The Nuclear Security Summit ended here Tuesday with more than 50 world leaders calling for tighter measures to keep vulnerable nuclear materials out of the wrong hands, according to Xinhua.
The Seoul communique, adopted on the second and final day of the summit, largely restated the goals declared two years ago at the inaugural Washington summit, including securing and removing weapons-usable materials such as highly enriched uranium and separated plutonium and preventing illicit nuclear trafficking.
Calling nuclear terrorism "one of the most challenging threats to international security," the leaders pledged to "work toward strengthening nuclear security, reducing the threat of nuclear terrorism, and preventing terrorists, criminals, or other unauthorized actors from acquiring nuclear materials."
Notable additions included calls on states to approve domestically the 2005 amendments to the Convention for the Physical Protection of Nuclear Materials (CPPNM) so they can be brought into force by 2014.
The CPPNM, originally signed in 1980, is the only international legally binding convention in physical protection of nuclear materials. The amendments can take force with an approval from two- thirds of the member states.
Building upon the Washington communique, the six-page Seoul communique also encouraged states to announce voluntary actions aimed at minimizing the civilian use of highly-enriched uranium by 2013 and promote the use of low-enriched uranium instead.
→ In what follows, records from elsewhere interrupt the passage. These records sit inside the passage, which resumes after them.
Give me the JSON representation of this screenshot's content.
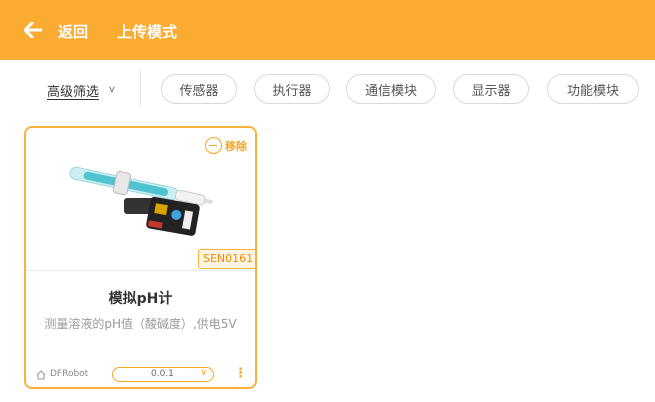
{
  "header": {
    "back_label": "返回",
    "title": "上传模式",
    "background_color": "#f9ab32"
  },
  "filters": {
    "advanced_label": "高级筛选",
    "advanced_caret": "v",
    "categories": [
      "传感器",
      "执行器",
      "通信模块",
      "显示器",
      "功能模块"
    ]
  },
  "cards": [
    {
      "remove_label": "移除",
      "sku": "SEN0161",
      "name": "模拟pH计",
      "description": "测量溶液的pH值（酸碱度）,供电5V",
      "vendor": "DFRobot",
      "version": "0.0.1"
    }
  ],
  "icons": {
    "back": "arrow-left-icon",
    "remove": "minus-circle-icon",
    "vendor": "home-icon",
    "more": "vertical-dots-icon"
  },
  "colors": {
    "accent": "#f9ab32",
    "card_border": "#f9b338",
    "sku_text": "#f08a00"
  }
}
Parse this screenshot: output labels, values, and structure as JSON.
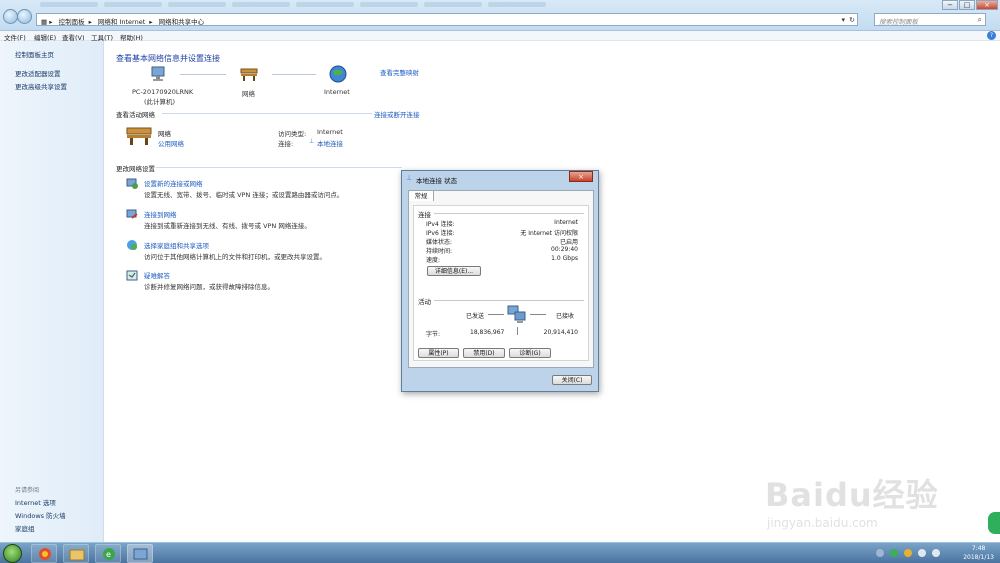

Leaders in the Seoul gathering urged nuclear security measures that go hand in hand with nuclear safety measures "in a coherent and synergistic manner," reflecting international concerns over safety of atomic power plants following the tsunami-triggered nuclear crisis in Japan.